There is a possibility of long maintenance-breaks and downtime during this time.

For more information contact us in the wiki Discord or by email at: unto@fighttorepair.org


From Repair Wiki
Jump to navigation Jump to search

Properly reassembling a machine before returning it to a customer is an important step of the repair process.

This is a list of things to do it right, and things not to do wrong.

Longscrew[edit | edit source]

One common mistake we see when people mess with their MacBooks is called the 'longscrew'. Some machines have screws that are meant to be screwed in a metal hole that is soldered on the PCB. The PCB has no hole in it however, so the screw needs to be the right length. If it is too long, as it is being screwed, it will dig into the PCB, and potentially damage some tracks, possibly in the internal layers if it gets deep. So make sure you never put a screw that's too long in these kind of holes.

Generally speaking, don't assume that all screws inside the machine are the same, pay a lot of attention to what you unscrew and what goes where so you can properly reassemble things the same way.

TO DO: Pictures of each machine type with description of which screw type goes where

I find that the ifixit guides for logic board replacement provide good documentation of all screw lengths for logic board to top case mounting. Just as an interim resource until someone else possibly does some specifically for this Wiki. I usually Google something like “ifixit+logic board+Macbook model size type and year. For example ifixit logic board MacBook Pro 13” retina 2015” yields this as the best result https://www.ifixit.com/Guide/MacBook+Pro+13-Inch+Retina+Display+Early+2015+Logic+Board+Replacement/45134
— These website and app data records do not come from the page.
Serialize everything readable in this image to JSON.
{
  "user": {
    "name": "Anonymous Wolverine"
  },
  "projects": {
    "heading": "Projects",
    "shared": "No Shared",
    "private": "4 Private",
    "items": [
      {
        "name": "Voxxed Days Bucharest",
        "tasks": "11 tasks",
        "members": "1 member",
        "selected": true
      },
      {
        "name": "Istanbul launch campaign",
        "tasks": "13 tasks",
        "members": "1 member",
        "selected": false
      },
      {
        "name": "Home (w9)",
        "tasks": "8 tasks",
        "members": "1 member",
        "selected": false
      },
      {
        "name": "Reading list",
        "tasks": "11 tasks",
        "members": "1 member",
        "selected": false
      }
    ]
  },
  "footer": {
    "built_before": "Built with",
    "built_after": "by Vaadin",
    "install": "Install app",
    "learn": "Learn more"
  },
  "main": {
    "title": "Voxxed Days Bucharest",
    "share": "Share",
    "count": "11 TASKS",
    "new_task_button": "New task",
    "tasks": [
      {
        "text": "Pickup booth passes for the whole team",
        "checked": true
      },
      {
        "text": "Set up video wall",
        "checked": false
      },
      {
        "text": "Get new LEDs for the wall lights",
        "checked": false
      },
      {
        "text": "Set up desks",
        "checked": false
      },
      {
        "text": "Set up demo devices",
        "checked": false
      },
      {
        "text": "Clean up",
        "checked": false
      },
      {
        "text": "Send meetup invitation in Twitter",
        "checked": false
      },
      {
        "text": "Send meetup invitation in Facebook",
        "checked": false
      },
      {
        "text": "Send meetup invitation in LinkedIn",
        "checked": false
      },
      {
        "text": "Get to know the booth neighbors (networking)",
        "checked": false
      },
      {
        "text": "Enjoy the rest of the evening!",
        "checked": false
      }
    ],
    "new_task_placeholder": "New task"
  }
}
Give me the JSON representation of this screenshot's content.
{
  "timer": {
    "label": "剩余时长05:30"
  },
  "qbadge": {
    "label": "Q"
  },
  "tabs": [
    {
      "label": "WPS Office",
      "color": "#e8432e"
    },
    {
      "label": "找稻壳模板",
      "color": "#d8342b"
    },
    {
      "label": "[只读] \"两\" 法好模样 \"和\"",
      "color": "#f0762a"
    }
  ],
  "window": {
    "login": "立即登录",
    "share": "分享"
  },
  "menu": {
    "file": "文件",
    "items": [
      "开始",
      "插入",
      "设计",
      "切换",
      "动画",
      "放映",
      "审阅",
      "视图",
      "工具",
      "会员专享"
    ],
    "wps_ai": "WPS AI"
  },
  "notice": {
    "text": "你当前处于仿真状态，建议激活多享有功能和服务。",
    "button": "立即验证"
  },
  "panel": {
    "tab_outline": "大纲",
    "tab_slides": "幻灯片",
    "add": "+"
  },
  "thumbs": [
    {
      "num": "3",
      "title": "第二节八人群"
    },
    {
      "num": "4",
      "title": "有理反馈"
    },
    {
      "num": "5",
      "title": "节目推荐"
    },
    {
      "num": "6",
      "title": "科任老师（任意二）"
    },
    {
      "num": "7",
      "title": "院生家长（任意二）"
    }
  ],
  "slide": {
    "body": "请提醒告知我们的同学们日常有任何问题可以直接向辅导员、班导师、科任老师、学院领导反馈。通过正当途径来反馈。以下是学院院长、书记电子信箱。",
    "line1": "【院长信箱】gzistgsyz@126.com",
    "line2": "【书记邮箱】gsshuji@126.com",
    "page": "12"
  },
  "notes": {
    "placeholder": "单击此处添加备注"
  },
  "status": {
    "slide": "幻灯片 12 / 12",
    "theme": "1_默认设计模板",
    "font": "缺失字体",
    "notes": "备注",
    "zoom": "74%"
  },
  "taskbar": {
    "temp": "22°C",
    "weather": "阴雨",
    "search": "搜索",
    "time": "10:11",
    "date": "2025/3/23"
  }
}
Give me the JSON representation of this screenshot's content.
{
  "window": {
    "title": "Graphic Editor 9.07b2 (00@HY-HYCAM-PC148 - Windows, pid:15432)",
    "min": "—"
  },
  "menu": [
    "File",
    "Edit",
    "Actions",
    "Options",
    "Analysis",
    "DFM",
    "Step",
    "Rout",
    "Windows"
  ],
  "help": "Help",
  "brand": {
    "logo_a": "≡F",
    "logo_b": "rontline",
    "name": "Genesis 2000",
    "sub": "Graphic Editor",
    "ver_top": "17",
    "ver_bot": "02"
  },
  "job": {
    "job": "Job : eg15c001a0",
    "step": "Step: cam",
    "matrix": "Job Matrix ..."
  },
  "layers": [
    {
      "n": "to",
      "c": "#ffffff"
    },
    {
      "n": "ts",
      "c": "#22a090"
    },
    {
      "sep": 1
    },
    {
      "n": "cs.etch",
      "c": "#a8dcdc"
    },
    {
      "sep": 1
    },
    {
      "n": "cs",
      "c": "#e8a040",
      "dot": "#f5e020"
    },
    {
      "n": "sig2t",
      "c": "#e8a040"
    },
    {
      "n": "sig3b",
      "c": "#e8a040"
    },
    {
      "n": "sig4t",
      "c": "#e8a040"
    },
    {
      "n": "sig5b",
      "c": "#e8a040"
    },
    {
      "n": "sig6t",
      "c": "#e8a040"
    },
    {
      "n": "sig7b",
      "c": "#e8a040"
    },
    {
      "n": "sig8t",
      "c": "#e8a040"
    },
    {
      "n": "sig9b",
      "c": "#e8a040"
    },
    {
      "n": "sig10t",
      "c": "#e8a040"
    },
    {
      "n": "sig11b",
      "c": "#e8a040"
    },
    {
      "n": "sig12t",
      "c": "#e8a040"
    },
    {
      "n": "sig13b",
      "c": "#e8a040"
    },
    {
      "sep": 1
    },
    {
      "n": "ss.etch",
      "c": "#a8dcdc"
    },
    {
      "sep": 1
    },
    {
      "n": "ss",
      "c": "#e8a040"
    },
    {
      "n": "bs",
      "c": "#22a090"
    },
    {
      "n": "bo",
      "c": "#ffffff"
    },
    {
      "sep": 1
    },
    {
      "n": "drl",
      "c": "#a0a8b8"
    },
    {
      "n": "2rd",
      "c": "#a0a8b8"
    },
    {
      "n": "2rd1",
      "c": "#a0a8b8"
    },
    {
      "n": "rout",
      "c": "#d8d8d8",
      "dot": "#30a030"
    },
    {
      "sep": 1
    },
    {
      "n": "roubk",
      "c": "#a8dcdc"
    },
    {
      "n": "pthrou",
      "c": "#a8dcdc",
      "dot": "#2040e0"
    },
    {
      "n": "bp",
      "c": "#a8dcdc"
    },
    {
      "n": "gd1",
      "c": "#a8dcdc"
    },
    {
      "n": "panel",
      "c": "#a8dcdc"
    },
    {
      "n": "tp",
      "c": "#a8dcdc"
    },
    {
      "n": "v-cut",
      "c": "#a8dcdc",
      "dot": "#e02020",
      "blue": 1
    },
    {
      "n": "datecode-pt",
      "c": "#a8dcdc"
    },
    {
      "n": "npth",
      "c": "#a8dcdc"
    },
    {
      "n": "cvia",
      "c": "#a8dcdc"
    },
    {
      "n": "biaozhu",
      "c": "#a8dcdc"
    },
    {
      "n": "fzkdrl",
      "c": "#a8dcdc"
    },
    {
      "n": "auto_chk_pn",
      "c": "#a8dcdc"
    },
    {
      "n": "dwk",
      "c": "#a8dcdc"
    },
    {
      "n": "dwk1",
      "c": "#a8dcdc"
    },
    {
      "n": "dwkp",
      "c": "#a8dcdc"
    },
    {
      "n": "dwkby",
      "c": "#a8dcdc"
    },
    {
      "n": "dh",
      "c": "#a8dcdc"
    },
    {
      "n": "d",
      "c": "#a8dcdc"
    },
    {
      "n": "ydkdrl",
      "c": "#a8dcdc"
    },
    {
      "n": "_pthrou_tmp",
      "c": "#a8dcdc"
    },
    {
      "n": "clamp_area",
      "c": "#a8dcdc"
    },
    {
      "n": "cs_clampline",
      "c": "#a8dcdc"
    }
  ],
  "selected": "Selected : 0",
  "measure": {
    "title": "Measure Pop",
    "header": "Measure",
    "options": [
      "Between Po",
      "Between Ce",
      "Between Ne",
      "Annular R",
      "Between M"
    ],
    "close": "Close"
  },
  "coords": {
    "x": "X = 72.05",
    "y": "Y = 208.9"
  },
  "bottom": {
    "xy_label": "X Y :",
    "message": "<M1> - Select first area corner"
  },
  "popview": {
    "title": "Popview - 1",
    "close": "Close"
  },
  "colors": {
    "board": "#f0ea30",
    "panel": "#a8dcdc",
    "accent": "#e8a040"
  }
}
Documenting Disassembly[edit | edit source]

When working on a device for the first few times, (when one is not yet familiar with it), reassembly can be greatly aided by carefully documenting the disassembly, whether utilising a series of photographs, a time-lapse, or even a video. This way, nothing will be missed out or incorrectly placed, for example cable routing. A record of which screw came out of where can help avoid the longscrew damage described above; a photograph of the screw next to the hole from which it was removed followed by a photograph of that screw being placed in a section of a screw arrangement grid is sufficient for this if a recording is impractical.

Self tapping screws into plastic[edit | edit source]

Some devices use self tapping screws tapped straight into plastic holes. While reassembling these devices, take care that you fit the screw properly into the old thread so you will not break the plastic or create a new thread. This is especially important for older devices where the plastic may have become brittle. A way to avoid this is by slowly turning the screw CCW (so as if you were to unscrew the screw) until you hear the screw click and fall down the end of the plastic thread. Then rotate it carefully into the thread as you normally would. Be sure to keep the screw at the proper angle while doing this. If there is friction, chances are you're creating a new thread. If you think it's creating a new thread, you can undo the screw and retry until there is hardly any friction. If you know it involves brittle plastic, be sure to not over-tighten the screw at the end.